I’m not the most fastidious housekeeper, especially when it comes to outdoor equipment, and my barbecue hadn’t been deep cleaned for months before I set the Grillbot loose on it. Following the instructions in the user manual, I pushed the On button three times to schedule the 30-minute maximum scrub (press it once for 10 minutes and twice for 20 minutes). An LCD display shows a countdown, and a 5-second delay gives you time to replace the lid. The robot will beep when it’s finished, or you can manually turn it off by holding down the power button.
Not quite perfect
I did encounter two minor issues on my particular barbecue: It’s a Vermont Castings model and it came from the factory with three enamel-coated cast-iron grates and an equal-sized griddle of the same material. Since the griddle doesn’t have any crossbars, the Grillbot couldn’t find purchase on its surface and was sometimes unable to make its way back off.

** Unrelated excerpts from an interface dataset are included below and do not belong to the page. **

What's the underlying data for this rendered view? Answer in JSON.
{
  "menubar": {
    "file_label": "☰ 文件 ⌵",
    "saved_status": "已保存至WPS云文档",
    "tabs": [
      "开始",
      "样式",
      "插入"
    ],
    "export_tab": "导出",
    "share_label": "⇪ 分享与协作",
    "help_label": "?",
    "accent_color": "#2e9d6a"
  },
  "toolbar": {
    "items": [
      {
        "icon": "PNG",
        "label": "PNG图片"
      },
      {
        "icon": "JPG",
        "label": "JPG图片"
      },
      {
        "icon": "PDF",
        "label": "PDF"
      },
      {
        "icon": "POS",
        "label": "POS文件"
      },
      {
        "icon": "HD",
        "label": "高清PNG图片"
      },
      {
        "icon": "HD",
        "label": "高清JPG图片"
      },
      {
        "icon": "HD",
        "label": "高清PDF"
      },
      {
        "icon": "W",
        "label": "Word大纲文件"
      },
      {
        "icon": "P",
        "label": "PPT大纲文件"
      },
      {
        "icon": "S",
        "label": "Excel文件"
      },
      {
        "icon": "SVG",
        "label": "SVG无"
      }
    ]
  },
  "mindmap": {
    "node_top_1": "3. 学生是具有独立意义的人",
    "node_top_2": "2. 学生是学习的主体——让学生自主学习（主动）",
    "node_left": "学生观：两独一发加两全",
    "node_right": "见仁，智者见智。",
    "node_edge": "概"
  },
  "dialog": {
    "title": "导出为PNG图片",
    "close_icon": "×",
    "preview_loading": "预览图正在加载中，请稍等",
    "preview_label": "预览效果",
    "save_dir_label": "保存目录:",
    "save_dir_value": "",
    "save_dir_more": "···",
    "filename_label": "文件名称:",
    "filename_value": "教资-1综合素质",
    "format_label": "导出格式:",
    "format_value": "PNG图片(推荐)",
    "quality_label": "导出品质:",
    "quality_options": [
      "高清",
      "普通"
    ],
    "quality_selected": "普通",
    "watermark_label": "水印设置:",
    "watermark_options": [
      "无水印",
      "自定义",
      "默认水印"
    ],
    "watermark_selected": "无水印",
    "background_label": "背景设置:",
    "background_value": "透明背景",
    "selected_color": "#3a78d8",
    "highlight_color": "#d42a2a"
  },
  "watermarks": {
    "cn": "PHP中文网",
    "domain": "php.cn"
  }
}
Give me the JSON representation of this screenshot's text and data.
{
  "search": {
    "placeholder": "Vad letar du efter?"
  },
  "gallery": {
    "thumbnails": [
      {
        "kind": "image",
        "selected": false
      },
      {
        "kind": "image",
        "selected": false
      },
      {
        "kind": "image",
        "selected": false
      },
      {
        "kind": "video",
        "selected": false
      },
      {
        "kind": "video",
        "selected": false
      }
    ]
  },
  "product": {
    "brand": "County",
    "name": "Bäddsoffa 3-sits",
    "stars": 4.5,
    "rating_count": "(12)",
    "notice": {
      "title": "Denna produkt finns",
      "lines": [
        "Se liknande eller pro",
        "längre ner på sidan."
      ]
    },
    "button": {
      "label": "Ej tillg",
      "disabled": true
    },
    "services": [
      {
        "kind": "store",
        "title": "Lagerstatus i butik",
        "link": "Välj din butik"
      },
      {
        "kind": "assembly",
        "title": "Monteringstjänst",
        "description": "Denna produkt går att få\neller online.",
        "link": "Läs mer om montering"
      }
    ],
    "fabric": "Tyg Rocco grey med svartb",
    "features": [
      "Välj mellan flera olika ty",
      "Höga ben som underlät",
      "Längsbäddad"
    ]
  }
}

I couldn’t remove the griddle, or the robot would fall to the barbecue’s sear plates, so I wedged a couple of thin plates between the griddle and the adjacent grate as a barrier.
The other issue had to do with the thickness of the barbecue’s grates and the length of the bristles on the Grillbot’s brushes: They don’t reach all the way to the bottom, so some charred food residue remained deep between the grates after cleaning. My workaround for this problem was easier: After the first 30-minute cleaning, I flipped he grates so they were upside down and had the robot clean them for another 30 minutes.
As with any wire brush, you should examine the Grillbot’s for loose bristles, and you should inspect your barbecue grate to make sure none get into your food. If that’s the type of problem you’re extremely worried about, switch to the nylon bristles; they’ll just melt in the heat if don’t notice them on the grill before you cook.
Is it worthy?
The Grillbot isn’t nearly as sophisticated as a robot vacuum or floor scrubber, but it doesn’t need to be. The upside of its simpler design is a lower price tag: $119.95 or $139.95 for the Grillbot and a carrying case that costs $29.95 if purchased separately. Given how greasy the device got after just a few cleanings, the case is a good investment that will keep the grime isolated to the robot. Well, mostly. Removing the brushes for periodic cleanings is bound to leave your hands dirty, and you’ll occasionally want to scrub down the rest of the Grillbot—and the rest of your barbecue—too. But you’ll never need to scrape the grates, and that’s awesome.
Michael is TechHive's lead editor, with 30+ years of experience covering the tech industry, focusing on the smart home, home audio, and home theater. He built his own smart home in 2007 and used it as a real-world test lab for product reviews. Following a relocation to the Pacific Northwest, he is now converting his new home, an 1890 Victorian bungalow, into a modern smart home.